The area to be planted was surveyed and the types of trees to be planted were carefully decided on. A plot measuring up to 1.33 acres/5400 sq meters was later donated by the community for the plantation following testing of the density of soil and suitability. The community then dedicated time to identify and collect saplings of local trees for the plantation drive. Based on the calculation that a tree in this region would require roughly 7.07 sq. meters of covered area, the total number of trees required would be 764 trees or a minimum of 550 trees. While the community itself collected 150 saplings, the Nongtraw community of East Khasi Hills also showed its support by contributing 150 fruit plants. Another 200 and 350 were contributed by Dr. A. K. Nongkynrih, HOD and Professor of Sociology, North Eastern Hill University, and Dr. Rangad, respectively.

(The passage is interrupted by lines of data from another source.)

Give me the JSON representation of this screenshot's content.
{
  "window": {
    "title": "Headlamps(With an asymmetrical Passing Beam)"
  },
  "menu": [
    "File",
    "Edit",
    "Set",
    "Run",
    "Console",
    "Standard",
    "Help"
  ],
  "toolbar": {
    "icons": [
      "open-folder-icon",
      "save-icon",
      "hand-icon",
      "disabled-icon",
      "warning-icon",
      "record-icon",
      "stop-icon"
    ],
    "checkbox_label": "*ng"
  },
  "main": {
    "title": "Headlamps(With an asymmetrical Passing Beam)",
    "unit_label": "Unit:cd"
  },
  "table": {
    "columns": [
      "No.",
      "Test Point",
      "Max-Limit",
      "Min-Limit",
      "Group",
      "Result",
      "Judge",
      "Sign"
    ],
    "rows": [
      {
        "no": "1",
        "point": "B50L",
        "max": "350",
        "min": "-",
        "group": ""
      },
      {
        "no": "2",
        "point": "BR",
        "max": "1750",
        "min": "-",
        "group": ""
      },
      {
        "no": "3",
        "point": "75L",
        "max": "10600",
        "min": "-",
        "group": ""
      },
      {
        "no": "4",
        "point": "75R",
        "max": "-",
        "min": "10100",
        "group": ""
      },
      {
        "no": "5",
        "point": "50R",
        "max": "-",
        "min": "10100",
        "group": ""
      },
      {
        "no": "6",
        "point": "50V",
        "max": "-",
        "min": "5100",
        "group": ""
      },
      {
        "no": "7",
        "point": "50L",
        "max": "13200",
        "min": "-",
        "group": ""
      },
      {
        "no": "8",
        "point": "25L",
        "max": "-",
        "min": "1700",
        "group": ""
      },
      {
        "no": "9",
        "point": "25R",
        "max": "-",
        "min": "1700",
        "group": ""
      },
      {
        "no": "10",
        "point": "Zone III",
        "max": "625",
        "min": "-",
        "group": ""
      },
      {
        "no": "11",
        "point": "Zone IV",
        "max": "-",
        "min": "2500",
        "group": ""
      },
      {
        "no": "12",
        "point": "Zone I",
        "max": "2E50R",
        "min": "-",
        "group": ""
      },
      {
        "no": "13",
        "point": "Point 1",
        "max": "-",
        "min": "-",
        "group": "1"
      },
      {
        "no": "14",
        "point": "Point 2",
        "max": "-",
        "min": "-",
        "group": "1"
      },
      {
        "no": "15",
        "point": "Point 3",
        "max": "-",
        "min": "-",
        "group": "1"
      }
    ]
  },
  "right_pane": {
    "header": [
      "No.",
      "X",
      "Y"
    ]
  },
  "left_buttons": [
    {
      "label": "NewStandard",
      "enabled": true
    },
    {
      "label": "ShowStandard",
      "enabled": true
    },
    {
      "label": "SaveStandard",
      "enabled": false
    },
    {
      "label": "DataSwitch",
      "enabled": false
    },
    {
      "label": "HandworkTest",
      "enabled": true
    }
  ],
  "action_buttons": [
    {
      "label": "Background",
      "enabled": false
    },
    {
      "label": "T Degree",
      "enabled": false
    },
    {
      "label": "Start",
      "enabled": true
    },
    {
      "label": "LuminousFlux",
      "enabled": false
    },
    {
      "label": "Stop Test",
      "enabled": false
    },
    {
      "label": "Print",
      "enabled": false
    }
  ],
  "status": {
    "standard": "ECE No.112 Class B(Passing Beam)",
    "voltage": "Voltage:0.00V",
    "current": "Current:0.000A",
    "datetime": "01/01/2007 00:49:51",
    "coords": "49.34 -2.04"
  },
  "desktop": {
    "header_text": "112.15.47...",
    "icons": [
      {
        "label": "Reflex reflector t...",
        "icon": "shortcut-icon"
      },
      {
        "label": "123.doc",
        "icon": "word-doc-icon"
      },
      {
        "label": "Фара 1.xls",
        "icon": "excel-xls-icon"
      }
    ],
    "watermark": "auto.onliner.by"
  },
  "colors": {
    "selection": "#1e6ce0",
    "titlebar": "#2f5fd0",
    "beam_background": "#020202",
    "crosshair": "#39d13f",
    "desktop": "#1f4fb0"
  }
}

It wasn’t just the elders but youth and children as well who took part in the plantation with each of them planting a minimum of four plants each. The types of trees not just included alder trees which are known to be nitrogen fixing as well as medicinal but also timber, fruit and flowering trees from the surrounding areas.
Dr. Rangad guided the plantation with pointers about where the various types of trees should be planted. Deciduous trees were plantedat a distance from other trees as they will grow to be huge. Broad leaves were planted at the top of the hill for coverage,with Alder trees speckled in between, while fruit trees were planted at the bottom and sides of the hill so they can be easily accessed. He walked around checking if the trees were planted correctly to make sure each of the trees had a good chance of survival.
“I have never seen people coming out like this. There is a huge diversity here. In five years, the landscape is going to change and in 10 years, new springs will come up,” said Dr. Rangad. The community members too expressed their excitement. “This plantation is going to benefit my community. I know that my children will enjoy the benefits of our efforts and I look forward to a better future for them,” exclaimed Kong Levi Kharlyngdoh, Farmer and resident of Mawhiang. The children too seemed to understand the significance of the initiative. Damutskhem Kharwer, student, class 7, Roman Catholic Upper Primary School, Mawhiang, said, “I learned at school that plants produce oxygen and freshen our air. Today I planted a ‘sohphoh mawlyndaw’ tree. I will take care of my tree and if it dies I will plant another in its place.”
The plants will be looked after on a regular basis by the community as well as the individuals who will be responsible for the trees they planted. During the winter season, a survey will be conducted by NESFAS to see if the plants have survived and also collect and burn off the undergrowth not only to prevent uncontrolled forest fires ensuring that those that survived continue to.
While Mawhiang is only one village of Meghalaya, it is hoped that they will not only succeed in restoring and maintaining the biodiversity of their land but also stand out as an example not just to their future generations but other communities as well, locally and globally.
Mawhiang was one of the 41 villages representing Meghalaya at the event. They came back home knowing that they have to take steps towards restoring their land to how their elders found it.